I have never understood the American passion for planting shrubs then trimming them into soulless little poodle shapes. Of course I know that the art of topiary goes way back in Europe and Asia, long before the American lawn-plus-shrub culture was even considered. But growing topiary is an art all about careful culture, not about hacking any shrub down to a squat sphere. Maybe it is a symptom of a need to feel in total control of one's environment. I have other thoughts about this, but probably should avoid making sweeping statements about the general American psyche.
Here is a view of my neighbor's yard, seen through my Russian sage. As you can see, she has a very different approach to gardening than mine. When I bought my house 4 years ago, it came with lots of poodle-bushes, carefully lined up at equal distances from each other like little soldiers. I have removed most of them.
The remaining shrubs have been encouraged to grow haphazardly in any direction they pleased. At first they just looked shaggy, then their individual personalities started to come forth. Here are 2 that are now looking nice and unconstrained.
Unfortunately, not every shrub knows how to break out of its formal mode. The bush at the front corner of my property just refuses to spread out and quite probably will never adopt a happily casual look.
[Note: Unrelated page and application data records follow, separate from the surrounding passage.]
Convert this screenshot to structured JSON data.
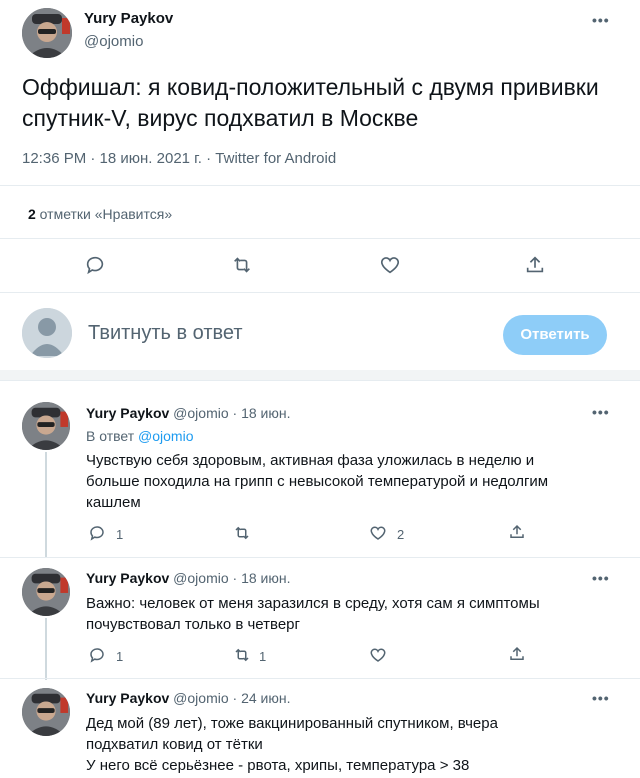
{
  "main_tweet": {
    "author_name": "Yury Paykov",
    "author_handle": "@ojomio",
    "more_label": "•••",
    "text_line1": "Оффишал: я ковид-положительный с двумя прививки",
    "text_line2": "спутник-V, вирус подхватил в Москве",
    "timestamp": "12:36 PM · 18 июн. 2021 г. · Twitter for Android",
    "likes_count": "2",
    "likes_label": " отметки «Нравится»"
  },
  "compose": {
    "placeholder": "Твитнуть в ответ",
    "reply_button": "Ответить"
  },
  "replies": [
    {
      "author_name": "Yury Paykov",
      "author_meta": "@ojomio · 18 июн.",
      "reply_to_prefix": "В ответ ",
      "reply_to_handle": "@ojomio",
      "line1": "Чувствую себя здоровым, активная фаза уложилась в неделю и",
      "line2": "больше походила на грипп с невысокой температурой и недолгим",
      "line3": "кашлем",
      "reply_count": "1",
      "retweet_count": "",
      "like_count": "2"
    },
    {
      "author_name": "Yury Paykov",
      "author_meta": "@ojomio · 18 июн.",
      "line1": "Важно: человек от меня заразился в среду, хотя сам я симптомы",
      "line2": "почувствовал только в четверг",
      "reply_count": "1",
      "retweet_count": "1",
      "like_count": ""
    },
    {
      "author_name": "Yury Paykov",
      "author_meta": "@ojomio · 24 июн.",
      "line1": "Дед мой (89 лет), тоже вакцинированный спутником, вчера",
      "line2": "подхватил ковид от тётки",
      "line3": "У него всё серьёзнее - рвота, хрипы, температура > 38"
    }
  ],
  "colors": {
    "accent": "#1d9bf0",
    "reply_button_bg": "#8ecdf8",
    "secondary_text": "#536471"
  }
}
It certainly looks ill-at-ease with my desert plants. Perhaps it can't relax because it knows I have ambitions to remove it.